soccercoach3. When sports enters into the college decision, the student and family often do not concentrate adequately on academic and social “fit,” or programs that fit the student’s career goals. Lynn O’Shaughnessy comments: “Families often end up shopping for athletic scholarships rather than for schools that represent a good academic fit. If you are a gifted athlete or the parent of one, I’d recommend that you first identify schools that would be a match academically and then inquire about the sports. Getting a college education is infinitely more important than playing a sports.”

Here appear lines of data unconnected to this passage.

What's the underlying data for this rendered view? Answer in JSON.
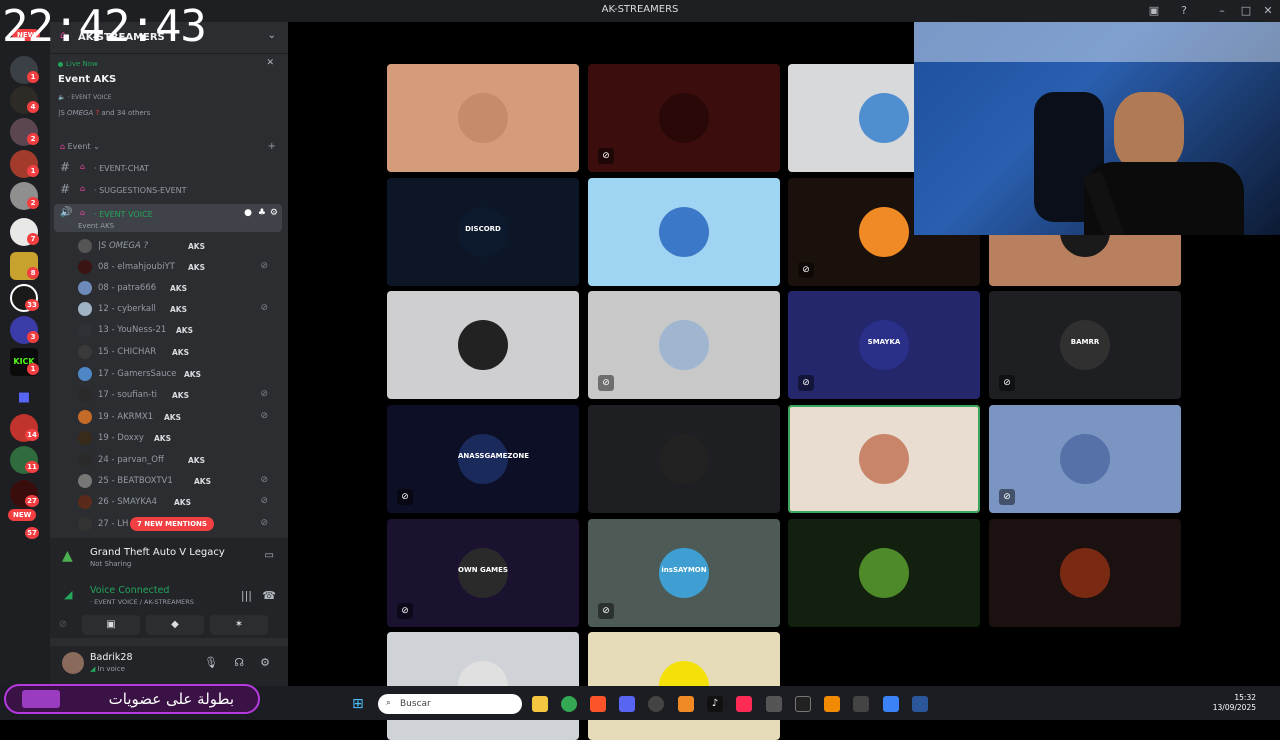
{
  "titlebar": {
    "title": "AK-STREAMERS"
  },
  "overlay_clock": "22:42:43",
  "guilds": {
    "new_top": "NEW",
    "new_bottom": "NEW",
    "badges": [
      "1",
      "4",
      "2",
      "1",
      "2",
      "7",
      "8",
      "33",
      "3",
      "1",
      "14",
      "11",
      "27",
      "57"
    ]
  },
  "server": {
    "name": "AK-STREAMERS",
    "live": {
      "status": "Live Now",
      "event_title": "Event AKS",
      "channel": "· EVENT VOICE",
      "participants": "|S",
      "participant_name": "OMEGA",
      "others": "and 34 others"
    },
    "category": "Event",
    "channels": [
      {
        "name": "· EVENT-CHAT"
      },
      {
        "name": "· SUGGESTIONS-EVENT"
      }
    ],
    "voice_channel": {
      "name": "· EVENT VOICE",
      "subtitle": "Event AKS"
    },
    "voice_users": [
      {
        "name": "|S OMEGA ?",
        "tag": "AKS"
      },
      {
        "name": "08 - elmahjoubiYT",
        "tag": "AKS"
      },
      {
        "name": "08 - patra666",
        "tag": "AKS"
      },
      {
        "name": "12 - cyberkall",
        "tag": "AKS"
      },
      {
        "name": "13 - YouNess-21",
        "tag": "AKS"
      },
      {
        "name": "15 - CHICHAR",
        "tag": "AKS"
      },
      {
        "name": "17 - GamersSauce",
        "tag": "AKS"
      },
      {
        "name": "17 - soufian-ti",
        "tag": "AKS"
      },
      {
        "name": "19 - AKRMX1",
        "tag": "AKS"
      },
      {
        "name": "19 - Doxxy",
        "tag": "AKS"
      },
      {
        "name": "24 - parvan_Off",
        "tag": "AKS"
      },
      {
        "name": "25 - BEATBOXTV1",
        "tag": "AKS"
      },
      {
        "name": "26 - SMAYKA4",
        "tag": "AKS"
      },
      {
        "name": "27 - LH",
        "tag": ""
      }
    ],
    "mentions": "7 NEW MENTIONS"
  },
  "activity": {
    "game": "Grand Theft Auto V Legacy",
    "status": "Not Sharing"
  },
  "voice": {
    "status": "Voice Connected",
    "location": "· EVENT VOICE / AK-STREAMERS"
  },
  "user": {
    "name": "Badrik28",
    "status": "In voice"
  },
  "tiles": [
    {
      "bg": "#d59c7b",
      "label": "",
      "muted": false
    },
    {
      "bg": "#3b0d0d",
      "label": "",
      "muted": true
    },
    {
      "bg": "#d7d9db",
      "label": "",
      "muted": false
    },
    {
      "bg": "#3f4944",
      "label": "",
      "muted": false
    },
    {
      "bg": "#0c1626",
      "label": "DISCORD",
      "muted": false
    },
    {
      "bg": "#9fd4f2",
      "label": "",
      "muted": false
    },
    {
      "bg": "#1a100c",
      "label": "",
      "muted": true
    },
    {
      "bg": "#b8805e",
      "label": "",
      "muted": false
    },
    {
      "bg": "#cfcfd1",
      "label": "",
      "muted": false
    },
    {
      "bg": "#c8c8c8",
      "label": "",
      "muted": true
    },
    {
      "bg": "#24276b",
      "label": "SMAYKA",
      "muted": true
    },
    {
      "bg": "#1e1f22",
      "label": "BAMRR",
      "muted": true
    },
    {
      "bg": "#0d0f26",
      "label": "ANASSGAMEZONE",
      "muted": true
    },
    {
      "bg": "#1e1f22",
      "label": "",
      "muted": false
    },
    {
      "bg": "#e9ddd2",
      "label": "",
      "muted": false
    },
    {
      "bg": "#7b95c2",
      "label": "",
      "muted": true
    },
    {
      "bg": "#1b1230",
      "label": "OWN GAMES",
      "muted": true
    },
    {
      "bg": "#4e5a55",
      "label": "insSAYMON",
      "muted": true
    },
    {
      "bg": "#13200f",
      "label": "",
      "muted": false
    },
    {
      "bg": "#1b1111",
      "label": "",
      "muted": false
    },
    {
      "bg": "#cfd2d6",
      "label": "",
      "muted": false
    },
    {
      "bg": "#e6dcb9",
      "label": "",
      "muted": false
    }
  ],
  "taskbar": {
    "search_placeholder": "Buscar",
    "time": "15:32",
    "date": "13/09/2025"
  },
  "banner": {
    "text": "بطولة على عضويات"
  },
  "colors": {
    "accent_green": "#23a55a",
    "danger_red": "#f23f42",
    "sidebar": "#2b2d31"
  }
}
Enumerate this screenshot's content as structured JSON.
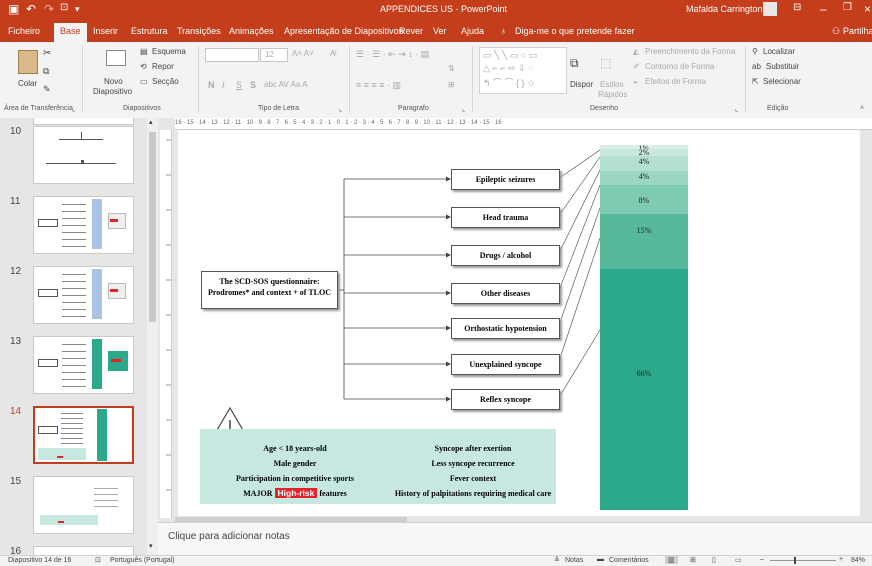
{
  "title_bar": {
    "doc_title": "APPENDICES US - PowerPoint",
    "user_name": "Mafalda Carrington"
  },
  "tabs": [
    "Ficheiro",
    "Base",
    "Inserir",
    "Estrutura",
    "Transições",
    "Animações",
    "Apresentação de Diapositivos",
    "Rever",
    "Ver",
    "Ajuda"
  ],
  "active_tab": "Base",
  "tell_me": "Diga-me o que pretende fazer",
  "share": "Partilhar",
  "ribbon": {
    "clipboard": {
      "paste": "Colar",
      "label": "Área de Transferência"
    },
    "slides": {
      "new_slide_1": "Novo",
      "new_slide_2": "Diapositivo",
      "layout": "Esquema",
      "reset": "Repor",
      "section": "Secção",
      "label": "Diapositivos"
    },
    "font": {
      "size": "12",
      "bold": "N",
      "italic": "I",
      "underline": "S",
      "strike": "S",
      "label": "Tipo de Letra"
    },
    "paragraph": {
      "label": "Paragrafo"
    },
    "drawing": {
      "arrange": "Dispor",
      "quick_styles_1": "Estilos",
      "quick_styles_2": "Rápidos",
      "fill": "Preenchimento da Forma",
      "outline": "Contorno de Forma",
      "effects": "Efeitos de Forma",
      "label": "Desenho"
    },
    "editing": {
      "find": "Localizar",
      "replace": "Substituir",
      "select": "Selecionar",
      "label": "Edição"
    }
  },
  "thumbnails": [
    "10",
    "11",
    "12",
    "13",
    "14",
    "15",
    "16"
  ],
  "selected_slide": "14",
  "ruler_marks": "16 · 15 · 14 · 13 · 12 · 11 · 10 · 9 · 8 · 7 · 6 · 5 · 4 · 3 · 2 · 1 · 0 · 1 · 2 · 3 · 4 · 5 · 6 · 7 · 8 · 9 · 10 · 11 · 12 · 13 · 14 · 15 · 16",
  "slide": {
    "main_box": "The SCD-SOS questionnaire: Prodromes* and context + of TLOC",
    "causes": [
      "Epileptic seizures",
      "Head trauma",
      "Drugs / alcohol",
      "Other diseases",
      "Orthostatic hypotension",
      "Unexplained syncope",
      "Reflex syncope"
    ],
    "bar_segments": [
      "1%",
      "2%",
      "4%",
      "4%",
      "8%",
      "15%",
      "66%"
    ],
    "bar_colors": [
      "#d8efe9",
      "#c8e8df",
      "#b3e0d3",
      "#9bd6c4",
      "#7fcab3",
      "#57b99c",
      "#2ca98a"
    ],
    "bar_shares": [
      1,
      2,
      4,
      4,
      8,
      15,
      66
    ],
    "warning_left": [
      "Age < 18 years-old",
      "Male gender",
      "Participation in competitive sports"
    ],
    "warning_right": [
      "Syncope after exertion",
      "Less syncope recurrence",
      "Fever context",
      "History of palpitations requiring medical care"
    ],
    "major_pre": "MAJOR",
    "high_risk": "High-risk",
    "major_post": "features",
    "warning_bg": "#c6e8e0",
    "high_risk_color": "#e0242a"
  },
  "notes_placeholder": "Clique para adicionar notas",
  "status": {
    "slide_info": "Diapositivo 14 de 16",
    "language": "Português (Portugal)",
    "notes": "Notas",
    "comments": "Comentários",
    "zoom": "84%"
  },
  "theme": {
    "accent": "#c43e1c"
  }
}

swimcoach1When sports is the major consideration in the college decision, families discuss the personality of the coach, the likelihood of playing as a freshman versus watching from the bench, the team’s recent statistics, and so forth. There is nothing wrong with that, but often this emphasis comes at the expense of talking about what a student is interested in studying (if he or she even knows), the college’s reputation in that field of study, the student-faculty ratio, or the professional placement of alumni. Moreover, when a student has spent his or her life building an athletic identity, is it even possible to have the leftover bandwidth to build an academic, professional, or personal identity?

soccerdollarsOverall, participation in sports has unquestionable benefits, including regular exercise, sunshine, learning how to improve via deliberate practice, sportsmanship, leadership, collaborating as a team, and so forth. But as the U.S. lags behind many countries in academic skills, now is hardly the time to beat the drum for more intense involvement in high school athletics.  I’ll take a great GPA and SAT score over a new high school sports record any day of the week.